|US7474731 *||Oct 12, 2006||Jan 6, 2009||Siemens Medical Solutions Usa, Inc.||Systems and methods for adaptive image processing using acquisition data and calibration/model data|
|US8218728 *||Nov 10, 2009||Jul 10, 2012||Siemens Aktiengesellschaft||Computed tomography scanner, in particular for performing a spiral scan, and a method for controlling a computed tomography scanner|
|US8838199||Feb 14, 2005||Sep 16, 2014||Medtronic Navigation, Inc.||Method and apparatus for virtual digital subtraction angiography|
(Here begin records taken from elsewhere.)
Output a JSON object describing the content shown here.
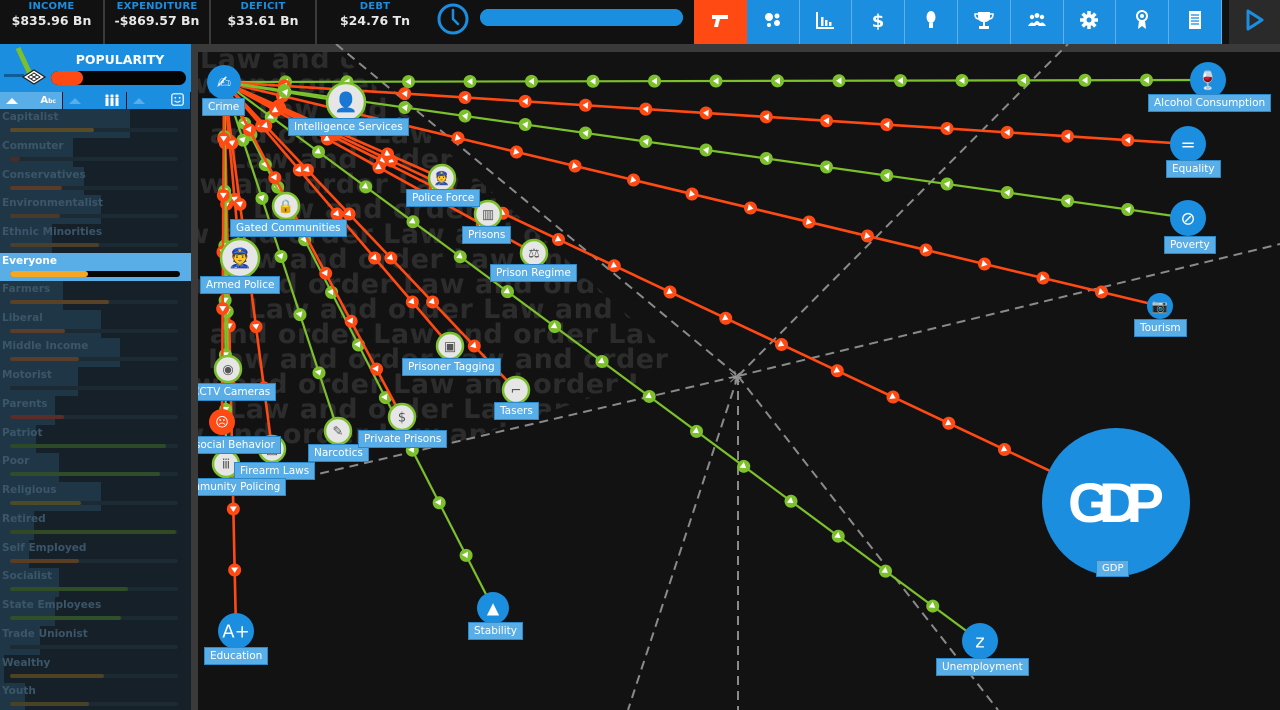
{
  "topbar": {
    "stats": [
      {
        "label": "INCOME",
        "value": "$835.96 Bn"
      },
      {
        "label": "EXPENDITURE",
        "value": "-$869.57 Bn"
      },
      {
        "label": "DEFICIT",
        "value": "$33.61 Bn"
      },
      {
        "label": "DEBT",
        "value": "$24.76 Tn"
      }
    ],
    "turn_progress": 1.0,
    "toolbar": [
      {
        "name": "law-and-order",
        "icon": "pistol-icon",
        "active": true
      },
      {
        "name": "public-services",
        "icon": "bubbles-icon",
        "active": false
      },
      {
        "name": "economy",
        "icon": "bar-chart-icon",
        "active": false
      },
      {
        "name": "tax",
        "icon": "dollar-icon",
        "active": false
      },
      {
        "name": "ideas",
        "icon": "lightbulb-icon",
        "active": false
      },
      {
        "name": "achievements",
        "icon": "trophy-icon",
        "active": false
      },
      {
        "name": "voters",
        "icon": "people-icon",
        "active": false
      },
      {
        "name": "settings",
        "icon": "gear-icon",
        "active": false
      },
      {
        "name": "ribbon",
        "icon": "award-ribbon-icon",
        "active": false
      },
      {
        "name": "report",
        "icon": "document-list-icon",
        "active": false
      }
    ],
    "next_turn_icon": "play-icon"
  },
  "sidebar": {
    "title": "POPULARITY",
    "overall_popularity": 0.24,
    "sort_buttons": [
      {
        "icon": "sort-alpha-icon",
        "label": "Aₐc"
      },
      {
        "icon": "sort-membership-icon"
      },
      {
        "icon": "sort-happiness-icon"
      }
    ],
    "groups": [
      {
        "name": "Capitalist",
        "membership": 0.68,
        "popularity": 0.5,
        "color": "#5a4a28"
      },
      {
        "name": "Commuter",
        "membership": 0.38,
        "popularity": 0.06,
        "color": "#4a2d24"
      },
      {
        "name": "Conservatives",
        "membership": 0.44,
        "popularity": 0.31,
        "color": "#5a3a28"
      },
      {
        "name": "Environmentalist",
        "membership": 0.53,
        "popularity": 0.3,
        "color": "#4a3a2a"
      },
      {
        "name": "Ethnic Minorities",
        "membership": 0.27,
        "popularity": 0.53,
        "color": "#4a3f2a"
      },
      {
        "name": "Everyone",
        "membership": 1.0,
        "popularity": 0.46,
        "color": "#f5a623",
        "selected": true
      },
      {
        "name": "Farmers",
        "membership": 0.33,
        "popularity": 0.59,
        "color": "#5a4226"
      },
      {
        "name": "Liberal",
        "membership": 0.53,
        "popularity": 0.33,
        "color": "#5a3d2a"
      },
      {
        "name": "Middle Income",
        "membership": 0.63,
        "popularity": 0.41,
        "color": "#5a3d2a"
      },
      {
        "name": "Motorist",
        "membership": 0.41,
        "popularity": 0.0,
        "color": "#3a3a2a"
      },
      {
        "name": "Parents",
        "membership": 0.29,
        "popularity": 0.32,
        "color": "#5a2d28"
      },
      {
        "name": "Patriot",
        "membership": 0.19,
        "popularity": 0.93,
        "color": "#2d4a28"
      },
      {
        "name": "Poor",
        "membership": 0.31,
        "popularity": 0.89,
        "color": "#2f4d2a"
      },
      {
        "name": "Religious",
        "membership": 0.53,
        "popularity": 0.42,
        "color": "#4d4a28"
      },
      {
        "name": "Retired",
        "membership": 0.18,
        "popularity": 0.99,
        "color": "#314a24"
      },
      {
        "name": "Self Employed",
        "membership": 0.15,
        "popularity": 0.41,
        "color": "#5a3e24"
      },
      {
        "name": "Socialist",
        "membership": 0.31,
        "popularity": 0.7,
        "color": "#2f4d26"
      },
      {
        "name": "State Employees",
        "membership": 0.29,
        "popularity": 0.66,
        "color": "#2f5028"
      },
      {
        "name": "Trade Unionist",
        "membership": 0.21,
        "popularity": 0.0,
        "color": "#2a3a2a"
      },
      {
        "name": "Wealthy",
        "membership": 0.02,
        "popularity": 0.56,
        "color": "#4d4224"
      },
      {
        "name": "Youth",
        "membership": 0.13,
        "popularity": 0.47,
        "color": "#4a4228"
      }
    ]
  },
  "map": {
    "watermark_text": "Law and order",
    "colors": {
      "positive": "#7cc02c",
      "negative": "#ff4a14",
      "node_blue": "#1b8ee0",
      "label_bg": "#5aaee8"
    },
    "hub": {
      "id": "crime",
      "label": "Crime",
      "icon": "crime-fingerprint-icon"
    },
    "policies": [
      {
        "id": "intel",
        "label": "Intelligence Services",
        "icon": "spy-icon"
      },
      {
        "id": "police",
        "label": "Police Force",
        "icon": "police-officer-icon"
      },
      {
        "id": "prisons",
        "label": "Prisons",
        "icon": "prison-door-icon"
      },
      {
        "id": "regime",
        "label": "Prison Regime",
        "icon": "scales-icon"
      },
      {
        "id": "gated",
        "label": "Gated Communities",
        "icon": "padlock-houses-icon"
      },
      {
        "id": "armed",
        "label": "Armed Police",
        "icon": "armed-officer-icon"
      },
      {
        "id": "cctv",
        "label": "CCTV Cameras",
        "icon": "cctv-camera-icon"
      },
      {
        "id": "tagging",
        "label": "Prisoner Tagging",
        "icon": "ankle-tag-icon"
      },
      {
        "id": "tasers",
        "label": "Tasers",
        "icon": "taser-icon"
      },
      {
        "id": "narcotics",
        "label": "Narcotics",
        "icon": "syringe-icon"
      },
      {
        "id": "private",
        "label": "Private Prisons",
        "icon": "money-prison-icon"
      },
      {
        "id": "firearm",
        "label": "Firearm Laws",
        "icon": "gun-license-icon"
      },
      {
        "id": "community",
        "label": "Community Policing",
        "icon": "community-people-icon"
      }
    ],
    "situations": [
      {
        "id": "antisocial",
        "label": "Antisocial Behavior",
        "icon": "vomiting-person-icon"
      }
    ],
    "outcomes": [
      {
        "id": "alcohol",
        "label": "Alcohol Consumption",
        "icon": "bottle-glass-icon"
      },
      {
        "id": "equality",
        "label": "Equality",
        "icon": "equality-people-icon"
      },
      {
        "id": "poverty",
        "label": "Poverty",
        "icon": "no-money-icon"
      },
      {
        "id": "tourism",
        "label": "Tourism",
        "icon": "camera-icon"
      },
      {
        "id": "gdp",
        "label": "GDP",
        "big_text": "GDP",
        "icon": "gdp-icon"
      },
      {
        "id": "unemployment",
        "label": "Unemployment",
        "icon": "sleeping-person-icon"
      },
      {
        "id": "stability",
        "label": "Stability",
        "icon": "balance-icon"
      },
      {
        "id": "education",
        "label": "Education",
        "icon": "report-card-icon"
      }
    ],
    "links": [
      {
        "from": "alcohol",
        "to": "crime",
        "effect": "positive"
      },
      {
        "from": "equality",
        "to": "crime",
        "effect": "negative"
      },
      {
        "from": "poverty",
        "to": "crime",
        "effect": "positive"
      },
      {
        "from": "crime",
        "to": "tourism",
        "effect": "negative"
      },
      {
        "from": "crime",
        "to": "gdp",
        "effect": "negative"
      },
      {
        "from": "crime",
        "to": "unemployment",
        "effect": "positive"
      },
      {
        "from": "crime",
        "to": "stability",
        "effect": "positive"
      },
      {
        "from": "crime",
        "to": "education",
        "effect": "negative"
      },
      {
        "from": "intel",
        "to": "crime",
        "effect": "positive"
      },
      {
        "from": "crime",
        "to": "police",
        "effect": "negative"
      },
      {
        "from": "crime",
        "to": "prisons",
        "effect": "negative"
      },
      {
        "from": "crime",
        "to": "regime",
        "effect": "negative"
      },
      {
        "from": "crime",
        "to": "gated",
        "effect": "positive"
      },
      {
        "from": "crime",
        "to": "armed",
        "effect": "negative"
      },
      {
        "from": "crime",
        "to": "cctv",
        "effect": "positive"
      },
      {
        "from": "crime",
        "to": "tagging",
        "effect": "negative"
      },
      {
        "from": "crime",
        "to": "tasers",
        "effect": "negative"
      },
      {
        "from": "crime",
        "to": "narcotics",
        "effect": "positive"
      },
      {
        "from": "crime",
        "to": "private",
        "effect": "negative"
      },
      {
        "from": "crime",
        "to": "firearm",
        "effect": "negative"
      },
      {
        "from": "crime",
        "to": "community",
        "effect": "positive"
      },
      {
        "from": "crime",
        "to": "antisocial",
        "effect": "negative"
      }
    ]
  }
}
|US20040105525 *||Dec 2, 2002||Jun 3, 2004||Jonathan Short||Method and apparatus for selectively attenuating a radiation source|
|US20040234021 *||May 20, 2003||Nov 25, 2004||Hoffman David M.||Rotatable filter for a pre-subject ct collimator having multiple filtering profiles|
|US20080056445 *||Oct 12, 2006||Mar 6, 2008||Martin Spahn||Systems and methods for adaptive image processing using acquisition data and calibration/model data|
|US20100119035 *||Nov 10, 2009||May 13, 2010||Thomas Karch||Computed tomography scanner, in particular for performing a spiral scan, and a method for controlling a computed tomography scanner|
|U.S. Classification||378/156, 378/159, 378/158, 378/157|
|Oct 30, 1998||AS||Assignment|
Owner name: OCTOSTOP, INC,, CANADA
Free format text: ASSIGNMENT OF ASSIGNORS INTEREST;ASSIGNOR:VEZINA, JEAN A.;REEL/FRAME:009561/0510
Effective date: 19981030
|Feb 11, 2004||REMI||Maintenance fee reminder mailed|
|Jul 26, 2004||LAPS||Lapse for failure to pay maintenance fees|
|Sep 21, 2004||FP||Expired due to failure to pay maintenance fee|
Effective date: 20040725